RECORDS SUPPLIED Block Start

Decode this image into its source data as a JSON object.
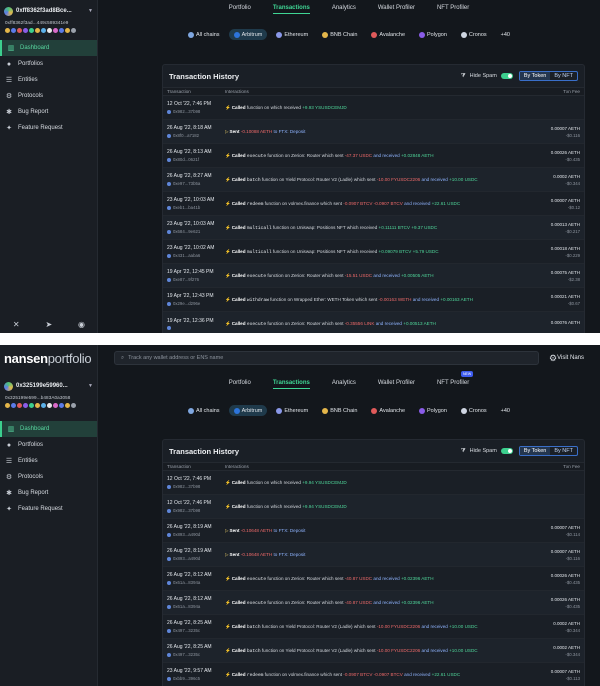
{
  "screen1": {
    "wallet": {
      "label": "0xff8362f3ad8Bce...",
      "address": "0xff8362f3ad...449c589341e9"
    },
    "tabs": [
      {
        "label": "Portfolio"
      },
      {
        "label": "Transactions"
      },
      {
        "label": "Analytics"
      },
      {
        "label": "Wallet Profiler"
      },
      {
        "label": "NFT Profiler"
      }
    ],
    "chains": [
      {
        "label": "All chains"
      },
      {
        "label": "Arbitrum"
      },
      {
        "label": "Ethereum"
      },
      {
        "label": "BNB Chain"
      },
      {
        "label": "Avalanche"
      },
      {
        "label": "Polygon"
      },
      {
        "label": "Cronos"
      },
      {
        "label": "+40"
      }
    ],
    "card": {
      "title": "Transaction History",
      "hide_spam": "Hide Spam",
      "by_token": "By Token",
      "by_nft": "By NFT"
    },
    "cols": {
      "c1": "Transaction",
      "c2": "Interactions",
      "c3": "Txn Fee"
    },
    "rows": [
      {
        "date": "12 Oct '22, 7:46 PM",
        "hash": "0x982...37b98",
        "verb": "Called",
        "pre": "",
        "fn": "",
        "mid": "function on which received",
        "neg": "",
        "mid2": "",
        "pos": "+9.93 YSUSDCEMJD",
        "fee": "",
        "usd": ""
      },
      {
        "date": "26 Aug '22, 8:18 AM",
        "hash": "0x8f0...a7182",
        "verb": "Sent",
        "pre": "",
        "fn": "",
        "mid": "",
        "neg": "-0.10088 AETH",
        "mid2": "to FTX: Deposit",
        "pos": "",
        "fee": "0.00007 AETH",
        "usd": "-$0.116"
      },
      {
        "date": "26 Aug '22, 8:13 AM",
        "hash": "0x80d...0621f",
        "verb": "Called",
        "pre": "",
        "fn": "execute",
        "mid": "function on Zerion: Router which sent",
        "neg": "-47.37 USDC",
        "mid2": "and received",
        "pos": "+0.02848 AETH",
        "fee": "0.00026 AETH",
        "usd": "-$0.435"
      },
      {
        "date": "26 Aug '22, 8:27 AM",
        "hash": "0xe97...73b5a",
        "verb": "Called",
        "pre": "",
        "fn": "batch",
        "mid": "function on Yield Protocol: Router V2 (Ladle) which sent",
        "neg": "-10.00 FYUSDC2206",
        "mid2": "and received",
        "pos": "+10.00 USDC",
        "fee": "0.0002 AETH",
        "usd": "-$0.344"
      },
      {
        "date": "23 Aug '22, 10:03 AM",
        "hash": "0xeb1...ba41b",
        "verb": "Called",
        "pre": "",
        "fn": "redeem",
        "mid": "function on volmex.finance which sent",
        "neg": "-0.0907 BTCV -0.0907 BTCV",
        "mid2": "and received",
        "pos": "+22.61 USDC",
        "fee": "0.00007 AETH",
        "usd": "-$0.12"
      },
      {
        "date": "23 Aug '22, 10:03 AM",
        "hash": "0x684...9e621",
        "verb": "Called",
        "pre": "",
        "fn": "multicall",
        "mid": "function on Uniswap: Positions NFT which received",
        "neg": "",
        "mid2": "",
        "pos": "+0.11111 BTCV +9.37 USDC",
        "fee": "0.00013 AETH",
        "usd": "-$0.217"
      },
      {
        "date": "23 Aug '22, 10:02 AM",
        "hash": "0x431...aaba6",
        "verb": "Called",
        "pre": "",
        "fn": "multicall",
        "mid": "function on Uniswap: Positions NFT which received",
        "neg": "",
        "mid2": "",
        "pos": "+0.09079 BTCV +5.79 USDC",
        "fee": "0.00018 AETH",
        "usd": "-$0.229"
      },
      {
        "date": "19 Apr '22, 12:45 PM",
        "hash": "0xe87...9f276",
        "verb": "Called",
        "pre": "",
        "fn": "execute",
        "mid": "function on Zerion: Router which sent",
        "neg": "-15.51 USDC",
        "mid2": "and received",
        "pos": "+0.00505 AETH",
        "fee": "0.00075 AETH",
        "usd": "-$2.38"
      },
      {
        "date": "19 Apr '22, 12:43 PM",
        "hash": "0x29e...d296e",
        "verb": "Called",
        "pre": "",
        "fn": "withdraw",
        "mid": "function on Wrapped Ether: WETH Token which sent",
        "neg": "-0.00163 WETH",
        "mid2": "and received",
        "pos": "+0.00163 AETH",
        "fee": "0.00021 AETH",
        "usd": "-$0.67"
      },
      {
        "date": "19 Apr '22, 12:36 PM",
        "hash": "",
        "verb": "Called",
        "pre": "",
        "fn": "execute",
        "mid": "function on Zerion: Router which sent",
        "neg": "-0.35556 LINK",
        "mid2": "and received",
        "pos": "+0.00513 AETH",
        "fee": "0.00076 AETH",
        "usd": ""
      }
    ]
  },
  "screen2": {
    "logo": {
      "brand": "nansen",
      "product": "portfolio"
    },
    "search_placeholder": "Track any wallet address or ENS name",
    "visit": "Visit Nans",
    "wallet": {
      "label": "0x325199e59960...",
      "address": "0x325199e599...b483A0a3058"
    },
    "tabs": [
      {
        "label": "Portfolio"
      },
      {
        "label": "Transactions"
      },
      {
        "label": "Analytics"
      },
      {
        "label": "Wallet Profiler"
      },
      {
        "label": "NFT Profiler",
        "badge": "NEW"
      }
    ],
    "chains": [
      {
        "label": "All chains"
      },
      {
        "label": "Arbitrum"
      },
      {
        "label": "Ethereum"
      },
      {
        "label": "BNB Chain"
      },
      {
        "label": "Avalanche"
      },
      {
        "label": "Polygon"
      },
      {
        "label": "Cronos"
      },
      {
        "label": "+40"
      }
    ],
    "card": {
      "title": "Transaction History",
      "hide_spam": "Hide Spam",
      "by_token": "By Token",
      "by_nft": "By NFT"
    },
    "cols": {
      "c1": "Transaction",
      "c2": "Interactions",
      "c3": "Txn Fee"
    },
    "rows": [
      {
        "date": "12 Oct '22, 7:46 PM",
        "hash": "0x982...37b98",
        "verb": "Called",
        "fn": "",
        "mid": "function on which received",
        "neg": "",
        "mid2": "",
        "pos": "+9.94 YSUSDCEMJD",
        "fee": "",
        "usd": ""
      },
      {
        "date": "12 Oct '22, 7:46 PM",
        "hash": "0x982...37b98",
        "verb": "Called",
        "fn": "",
        "mid": "function on which received",
        "neg": "",
        "mid2": "",
        "pos": "+9.94 YSUSDCEMJD",
        "fee": "",
        "usd": ""
      },
      {
        "date": "26 Aug '22, 8:19 AM",
        "hash": "0x893...a490d",
        "verb": "Sent",
        "fn": "",
        "mid": "",
        "neg": "-0.10648 AETH",
        "mid2": "to FTX: Deposit",
        "pos": "",
        "fee": "0.00007 AETH",
        "usd": "-$0.114"
      },
      {
        "date": "26 Aug '22, 8:19 AM",
        "hash": "0x893...a490d",
        "verb": "Sent",
        "fn": "",
        "mid": "",
        "neg": "-0.10648 AETH",
        "mid2": "to FTX: Deposit",
        "pos": "",
        "fee": "0.00007 AETH",
        "usd": "-$0.116"
      },
      {
        "date": "26 Aug '22, 8:12 AM",
        "hash": "0x61a...8394a",
        "verb": "Called",
        "fn": "execute",
        "mid": "function on Zerion: Router which sent",
        "neg": "-40.87 USDC",
        "mid2": "and received",
        "pos": "+0.02396 AETH",
        "fee": "0.00026 AETH",
        "usd": "-$0.435"
      },
      {
        "date": "26 Aug '22, 8:12 AM",
        "hash": "0x61a...8394a",
        "verb": "Called",
        "fn": "execute",
        "mid": "function on Zerion: Router which sent",
        "neg": "-40.87 USDC",
        "mid2": "and received",
        "pos": "+0.02396 AETH",
        "fee": "0.00026 AETH",
        "usd": "-$0.435"
      },
      {
        "date": "26 Aug '22, 8:25 AM",
        "hash": "0x497...3235c",
        "verb": "Called",
        "fn": "batch",
        "mid": "function on Yield Protocol: Router V2 (Ladle) which sent",
        "neg": "-10.00 FYUSDC2206",
        "mid2": "and received",
        "pos": "+10.00 USDC",
        "fee": "0.0002 AETH",
        "usd": "-$0.344"
      },
      {
        "date": "26 Aug '22, 8:25 AM",
        "hash": "0x497...3235c",
        "verb": "Called",
        "fn": "batch",
        "mid": "function on Yield Protocol: Router V2 (Ladle) which sent",
        "neg": "-10.00 FYUSDC2206",
        "mid2": "and received",
        "pos": "+10.00 USDC",
        "fee": "0.0002 AETH",
        "usd": "-$0.344"
      },
      {
        "date": "23 Aug '22, 9:57 AM",
        "hash": "0xbb9...396c5",
        "verb": "Called",
        "fn": "redeem",
        "mid": "function on volmex.finance which sent",
        "neg": "-0.0907 BTCV -0.0907 BTCV",
        "mid2": "and received",
        "pos": "+22.61 USDC",
        "fee": "0.00007 AETH",
        "usd": "-$0.113"
      }
    ]
  },
  "navitems": [
    {
      "label": "Dashboard"
    },
    {
      "label": "Portfolios"
    },
    {
      "label": "Entities"
    },
    {
      "label": "Protocols"
    },
    {
      "label": "Bug Report"
    },
    {
      "label": "Feature Request"
    }
  ],
  "icons": {
    "dashboard": "chart-bars-icon",
    "portfolios": "user-icon",
    "entities": "users-icon",
    "protocols": "gear-icon",
    "bug": "bug-icon",
    "feature": "bulb-icon"
  },
  "colors": {
    "accent": "#3ccf8e",
    "negative": "#ef6a6a",
    "positive": "#4fd69a",
    "selected_chain": "#1f3a4b"
  }
}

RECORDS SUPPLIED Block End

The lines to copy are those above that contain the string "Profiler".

        "label": "Wallet Profiler"
        "label": "NFT Profiler"
        "label": "Wallet Profiler"
        "label": "NFT Profiler",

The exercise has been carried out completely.